It is clear that the energy transition cannot wait. The catastrophic effects of 1.2 degrees of warming are already apparent, and so long as our dominant modes of power generation – those that enable everything from lightbulbs, to cement production, to transport and communications – continue to belch emissions into the atmosphere, these will only intensify. But it is also obvious that the pathway toward a low-carbon future is littered with inequities, both in the capacity to commence this transition, and exposure to the effects of a failure to do so.
In the case of Africa, a disproportionate number of its 1.2bn people are on the frontlines of the ecological, economic and health consequences of climate change. To an extent, this reflects the natural environment in which they live and work. But such outcomes should not be naturalised, instead it should be acknowledged that the vulnerability of many Africans to damaging climate impacts reflects the low levels of resilience afforded by the comparatively under-resourced economic, governance and infrastructural systems on the continent. It is no coincidence that 55 per cent of PIDG’s investments are in fragile and conflict-affected states.

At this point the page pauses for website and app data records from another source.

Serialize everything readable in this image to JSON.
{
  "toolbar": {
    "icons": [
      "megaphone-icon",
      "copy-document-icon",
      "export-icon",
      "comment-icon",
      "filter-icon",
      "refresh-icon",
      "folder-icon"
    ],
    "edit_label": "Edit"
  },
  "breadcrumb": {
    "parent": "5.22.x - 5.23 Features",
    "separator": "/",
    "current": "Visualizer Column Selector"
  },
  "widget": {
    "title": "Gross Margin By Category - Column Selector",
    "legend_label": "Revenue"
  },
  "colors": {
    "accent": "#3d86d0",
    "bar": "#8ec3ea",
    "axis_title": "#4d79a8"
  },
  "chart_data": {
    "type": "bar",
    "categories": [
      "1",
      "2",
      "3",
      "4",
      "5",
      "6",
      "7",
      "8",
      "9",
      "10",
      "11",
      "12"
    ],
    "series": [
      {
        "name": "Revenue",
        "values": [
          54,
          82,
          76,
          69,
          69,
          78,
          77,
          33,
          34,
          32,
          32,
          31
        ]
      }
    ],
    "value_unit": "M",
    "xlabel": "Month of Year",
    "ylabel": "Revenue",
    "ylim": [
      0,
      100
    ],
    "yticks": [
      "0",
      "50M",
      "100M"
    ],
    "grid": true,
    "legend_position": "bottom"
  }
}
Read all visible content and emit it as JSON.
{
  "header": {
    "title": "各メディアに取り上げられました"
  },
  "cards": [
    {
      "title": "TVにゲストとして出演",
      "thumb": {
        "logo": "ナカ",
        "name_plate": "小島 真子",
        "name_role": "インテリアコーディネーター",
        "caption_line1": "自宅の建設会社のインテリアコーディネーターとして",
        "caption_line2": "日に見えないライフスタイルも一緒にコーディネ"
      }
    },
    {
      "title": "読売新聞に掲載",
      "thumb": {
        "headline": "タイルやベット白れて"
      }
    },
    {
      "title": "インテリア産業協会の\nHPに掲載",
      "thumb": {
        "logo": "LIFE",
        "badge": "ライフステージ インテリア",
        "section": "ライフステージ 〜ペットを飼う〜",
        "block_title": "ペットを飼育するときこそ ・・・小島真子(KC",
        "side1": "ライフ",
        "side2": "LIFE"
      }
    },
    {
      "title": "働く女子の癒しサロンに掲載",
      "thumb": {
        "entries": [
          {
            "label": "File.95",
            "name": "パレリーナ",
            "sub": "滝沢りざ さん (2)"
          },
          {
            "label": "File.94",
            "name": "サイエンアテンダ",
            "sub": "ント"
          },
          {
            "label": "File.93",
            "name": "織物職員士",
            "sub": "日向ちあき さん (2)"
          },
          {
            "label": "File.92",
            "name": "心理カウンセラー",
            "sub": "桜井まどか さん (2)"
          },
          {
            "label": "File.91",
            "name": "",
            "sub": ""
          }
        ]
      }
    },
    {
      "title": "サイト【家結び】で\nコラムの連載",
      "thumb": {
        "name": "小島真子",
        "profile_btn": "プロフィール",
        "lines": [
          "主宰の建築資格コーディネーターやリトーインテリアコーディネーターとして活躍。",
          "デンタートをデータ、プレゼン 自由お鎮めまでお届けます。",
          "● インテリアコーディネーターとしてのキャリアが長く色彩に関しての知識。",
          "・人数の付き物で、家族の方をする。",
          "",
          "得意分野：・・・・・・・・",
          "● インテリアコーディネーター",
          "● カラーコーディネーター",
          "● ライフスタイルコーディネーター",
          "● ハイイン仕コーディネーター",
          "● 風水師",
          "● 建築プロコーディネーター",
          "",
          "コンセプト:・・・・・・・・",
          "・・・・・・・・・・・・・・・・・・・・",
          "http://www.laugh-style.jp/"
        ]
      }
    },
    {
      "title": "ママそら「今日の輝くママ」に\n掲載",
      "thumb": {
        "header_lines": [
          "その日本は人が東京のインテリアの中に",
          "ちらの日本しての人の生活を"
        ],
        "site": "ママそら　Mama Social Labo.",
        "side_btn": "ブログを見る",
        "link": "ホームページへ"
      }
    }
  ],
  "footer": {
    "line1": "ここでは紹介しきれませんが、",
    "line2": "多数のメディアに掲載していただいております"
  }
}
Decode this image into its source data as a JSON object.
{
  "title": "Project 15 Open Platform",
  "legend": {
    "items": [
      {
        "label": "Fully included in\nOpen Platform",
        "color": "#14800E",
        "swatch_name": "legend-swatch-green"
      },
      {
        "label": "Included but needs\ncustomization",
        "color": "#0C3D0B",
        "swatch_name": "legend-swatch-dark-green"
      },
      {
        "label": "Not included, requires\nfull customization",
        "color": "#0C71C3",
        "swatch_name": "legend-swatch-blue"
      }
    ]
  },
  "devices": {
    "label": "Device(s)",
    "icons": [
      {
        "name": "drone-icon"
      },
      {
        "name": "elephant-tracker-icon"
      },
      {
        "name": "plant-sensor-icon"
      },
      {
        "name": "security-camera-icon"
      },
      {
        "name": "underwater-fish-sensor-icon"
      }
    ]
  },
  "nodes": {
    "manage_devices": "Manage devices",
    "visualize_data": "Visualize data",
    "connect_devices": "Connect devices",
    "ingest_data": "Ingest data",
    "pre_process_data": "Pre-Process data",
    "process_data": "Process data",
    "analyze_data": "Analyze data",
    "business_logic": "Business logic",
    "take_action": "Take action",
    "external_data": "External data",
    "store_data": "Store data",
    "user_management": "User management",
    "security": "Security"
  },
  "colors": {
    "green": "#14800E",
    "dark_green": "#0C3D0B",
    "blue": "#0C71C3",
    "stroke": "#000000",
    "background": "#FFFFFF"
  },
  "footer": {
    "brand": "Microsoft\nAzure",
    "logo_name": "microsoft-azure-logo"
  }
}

Meanwhile, Africans contribute just 4 per cent of global emissions, and remain exposed precisely because they have not had the benefit of the two centuries of carbon-intensive development enjoyed by the global North. While many nations, regions and cities across Europe, North America and Australasia scan for opportunities to clean up their electricity grids, we are reminded that more than half of sub-Saharan Africa still has no access to electricity at all.
So while there is an urgent need to decarbonise, it must not be done at the expense of the vulnerable and blameless. Instead, a just transition is necessary, ensuring that those currently reliant on fossil fuels for their livelihoods and development prospects are given the support, protection and investment required to thrive in a zero-carbon world. Only when emissions reductions are integrated with genuine and consistent improvements in their quality of life will we be able to say that we are taking climate change seriously.
This is not a new idea. Sustainable development has been a central UN framework since the 1992 Earth Summit in Rio de Janeiro. What is new, however, is the proliferation of tools and approaches leveraging the unparalleled technological and financial innovations of the 21st century. Even as developed countries fail to stump up under the Paris Agreement, climate finance has increased exponentially, with sustainable investment globally reaching $4tn as a dense network of banks, exchanges, funds and other institutions funnel capital to where it is needed most. Similarly, cutting-edge, climate-aligned infrastructure in less-developed areas allows the unlocking of vast quantities of human and financial capital whilst systematically lowering future emissions trajectories.
PIDG’s Kenyan green bond, issued to finance the construction of certified low-carbon housing for thousands of university students in Nairobi, is a case in point, while its renewable energy projects across Uganda, Tanzania, Malawi, Senegal and a host of other nations offer the benefits of distributed, low-carbon electrification across rural, remote and critically underserved areas.
But this does not come cheap. At COP26, the failure of wealthy countries to provide adequate assistance to their less-developed counterparts hobbled the insertion of strong language on the energy transition in the final treaty text. More funding, more strategically invested, will be required for the world to truly shift the dial on climate change.
The cause of justice requires it, and human survival demands it be done.